For example, Biden officials advised donors that the effort has hired paid canvassers, rather than relying solely on volunteers, to get to the nation’s small but growing population of Latinos and African-Americans. Iowa Democrats not connected with the effort say that is unusual, because the country’s first-in-the-nation caucuses, currently just over a week off, are about frequently showcasing grassroots enthusiasm.

And it is concentrated on targeted rural places, such as on a bus tour with the former vice president, even where several delegates are at stake, but they can occasionally be obtained by devoting only a small number of caucus-goers.

To discover veterans, the effort pulled county land tax documents, because they qualify for a tax charge, then invited them to occasions with notable Biden fans that are also veterans, such as former Secretary of State John Kerry and freshman Rep. Conor Lamb, who’s advised Iowans who Biden can acquire back areas like his western Pennsylvania district, that traveled for Donald Trump at 2016.

The donor escape, that was held at the Marriott hotel in downtown Des Moines, provided an opportunity for members of Biden’s federal finance committee to hear from leading campaign officials, including the vice president, and also for wealthy supporters to find a flavor of canvassing door-to-door within their fancy ski equipment in 6-degree temperatures.

Campaign director Greg Schultz and chief analytics officer Becca Siegel walked through their national plan and the way Iowa matches into it, while Iowa State Director Jake Braun talked about the nation’s Feb. 3 Caucuses.

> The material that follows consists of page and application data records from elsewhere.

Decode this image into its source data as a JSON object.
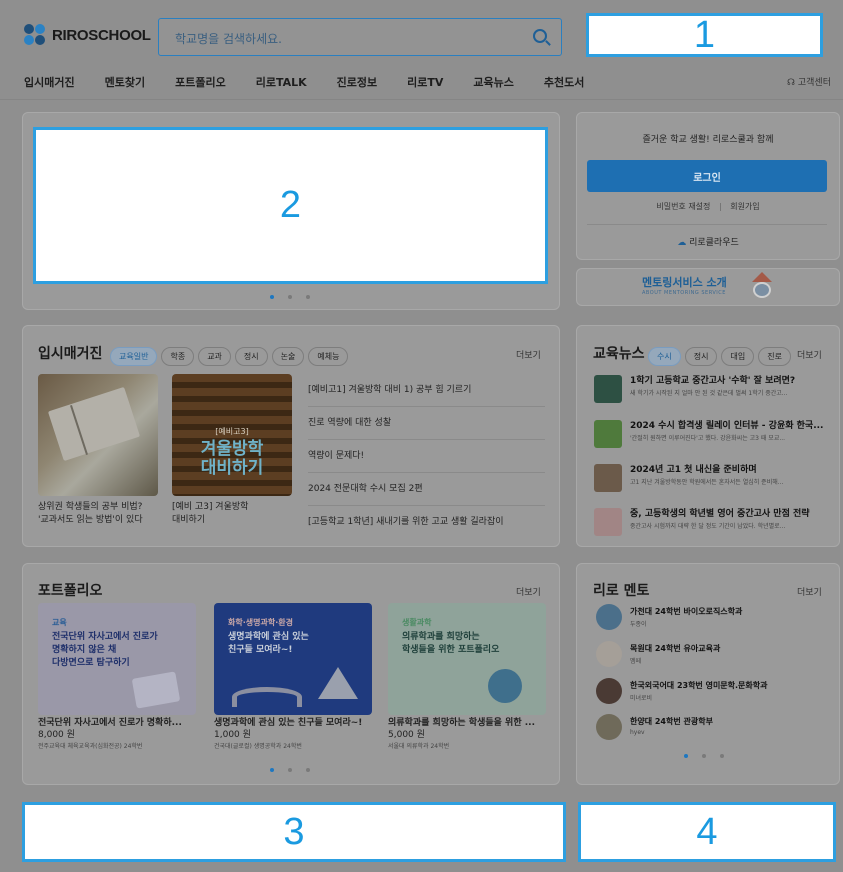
{
  "logo": {
    "text": "RIROSCHOOL"
  },
  "search": {
    "placeholder": "학교명을 검색하세요."
  },
  "nav": {
    "items": [
      "입시매거진",
      "멘토찾기",
      "포트폴리오",
      "리로TALK",
      "진로정보",
      "리로TV",
      "교육뉴스",
      "추천도서"
    ],
    "customer_center": "고객센터"
  },
  "overlays": {
    "box1": "1",
    "box2": "2",
    "box3": "3",
    "box4": "4"
  },
  "login": {
    "greeting": "즐거운 학교 생활! 리로스쿨과 함께",
    "button": "로그인",
    "reset": "비밀번호 재설정",
    "divider": "|",
    "signup": "회원가입",
    "cloud": "리로클라우드"
  },
  "mentoring_banner": {
    "title": "멘토링서비스 소개",
    "sub": "ABOUT MENTORING SERVICE"
  },
  "magazine": {
    "title": "입시매거진",
    "more": "더보기",
    "chips": [
      "교육일반",
      "학종",
      "교과",
      "정시",
      "논술",
      "예체능"
    ],
    "cards": [
      {
        "caption": "상위권 학생들의 공부 비법?\n'교과서도 읽는 방법'이 있다"
      },
      {
        "caption": "[예비 고3] 겨울방학\n대비하기",
        "thumb_tag": "[예비고3]",
        "thumb_title": "겨울방학\n대비하기"
      }
    ],
    "articles": [
      "[예비고1] 겨울방학 대비 1) 공부 힘 기르기",
      "진로 역량에 대한 성찰",
      "역량이 문제다!",
      "2024 전문대학 수시 모집 2편",
      "[고등학교 1학년] 새내기를 위한 고교 생활 길라잡이"
    ]
  },
  "edu_news": {
    "title": "교육뉴스",
    "more": "더보기",
    "chips": [
      "수시",
      "정시",
      "대입",
      "진로"
    ],
    "items": [
      {
        "title": "1학기 고등학교 중간고사 '수학' 잘 보려면?",
        "desc": "새 학기가 시작된 지 얼마 안 된 것 같은데 벌써 1학기 중간고..."
      },
      {
        "title": "2024 수시 합격생 릴레이 인터뷰 - 강윤화 한국...",
        "desc": "'간절히 원하면 이루어진다'고 했다. 강윤화씨는 고3 때 모교..."
      },
      {
        "title": "2024년 고1 첫 내신을 준비하며",
        "desc": "고1 지난 겨울방학동안 학원에서든 혼자서든 열심히 준비해..."
      },
      {
        "title": "중, 고등학생의 학년별 영어 중간고사 만점 전략",
        "desc": "중간고사 시험까지 대략 한 달 정도 기간이 남았다. 학년별로..."
      }
    ]
  },
  "portfolio": {
    "title": "포트폴리오",
    "more": "더보기",
    "cards": [
      {
        "tag": "교육",
        "thumb": "전국단위 자사고에서 진로가\n명확하지 않은 채\n다방면으로 탐구하기",
        "title": "전국단위 자사고에서 진로가 명확하...",
        "price": "8,000 원",
        "author": "전주교육대 체육교육과(심화전공) 24학번"
      },
      {
        "tag": "화학·생명과학·환경",
        "thumb": "생명과학에 관심 있는\n친구들 모여라~!",
        "title": "생명과학에 관심 있는 친구들 모여라~!",
        "price": "1,000 원",
        "author": "건국대(글로컬) 생명공학과 24학번"
      },
      {
        "tag": "생활과학",
        "thumb": "의류학과를 희망하는\n학생들을 위한 포트폴리오",
        "title": "의류학과를 희망하는 학생들을 위한 ...",
        "price": "5,000 원",
        "author": "서울대 의류학과 24학번"
      }
    ]
  },
  "riro_mentor": {
    "title": "리로 멘토",
    "more": "더보기",
    "mentors": [
      {
        "name": "가천대 24학번 바이오로직스학과",
        "id": "두종이"
      },
      {
        "name": "목원대 24학번 유아교육과",
        "id": "멤떼"
      },
      {
        "name": "한국외국어대 23학번 영미문학.문화학과",
        "id": "미녀로비"
      },
      {
        "name": "한양대 24학번 관광학부",
        "id": "hyev"
      }
    ]
  },
  "colors": {
    "accent": "#1e77c0",
    "overlay_border": "#2d9fe0",
    "overlay_text": "#1a9ae0"
  }
}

Publicly, the effort has downplayed the value of Iowa in Biden’s route to the nomination, particularly after a feeble showing at a recent survey, noting he’s expected to succeed in more varied states later on, for example, South Carolina.

However, the demonstration to donors made it obvious they still see Iowa as necessary, if less crucial than it may be additional candidates because they think that they have other pathways into the nomination.

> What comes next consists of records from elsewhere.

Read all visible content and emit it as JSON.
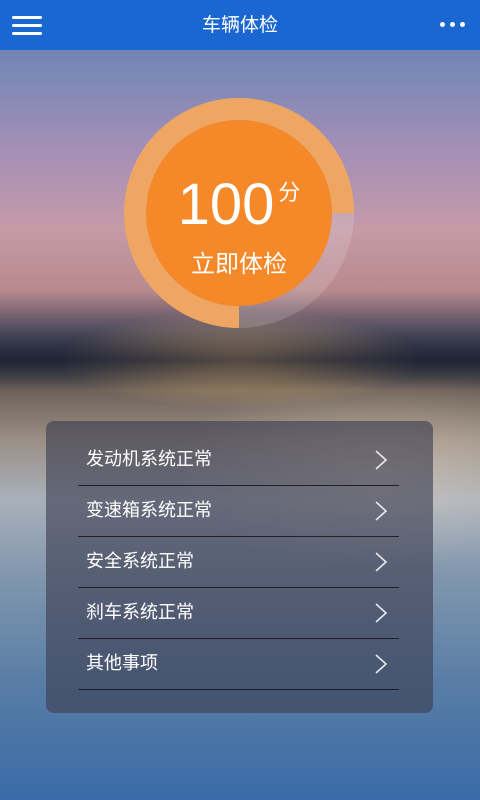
{
  "header": {
    "title": "车辆体检"
  },
  "score": {
    "value": "100",
    "unit": "分",
    "action": "立即体检",
    "progress_fraction": 0.75,
    "colors": {
      "fill": "#f5892a",
      "ring": "#f0a663",
      "ring_track": "rgba(255,255,255,0.15)"
    }
  },
  "checks": {
    "items": [
      {
        "label": "发动机系统正常"
      },
      {
        "label": "变速箱系统正常"
      },
      {
        "label": "安全系统正常"
      },
      {
        "label": "刹车系统正常"
      },
      {
        "label": "其他事项"
      }
    ]
  },
  "colors": {
    "accent": "#1a67d2",
    "orange": "#f5892a"
  },
  "icons": [
    "menu-icon",
    "more-icon",
    "chevron-right-icon"
  ]
}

And they said handling expectations in Iowa was crucial to their strategy of attempting to construct a feeling of momentum going into Super Tuesday on March 3, even when over a dozen countries will vote on precisely the same day.

The effort brass said they’d mimicked some 10,000 possible avenues through the main calendar to judge how significant each nation is and, unsurprisingly, found a vote at Iowa was worth over the usual vote everywhere else because success in Iowa assisted in every succeeding state.

Lots of Biden’s events are comparatively densely populated, even at the runup to the Iowa caucuses, particularly considering he is still the race’s frontrunner.

However, Biden’s plan was clear on his latest swing through a number of the nation’s smaller towns, which comprised a national safety event in a Veterans of Foreign Wars post and pitches about his electability to Republicans in redder portions of the nation.

. .because most of us have Republican friends”

“I am urging you all to make that sensible choice,” Vilsack said.

“I think he is the only candidate that we have got running, and I have talked to about all of them, who will put this nation back together,” said Flaherty.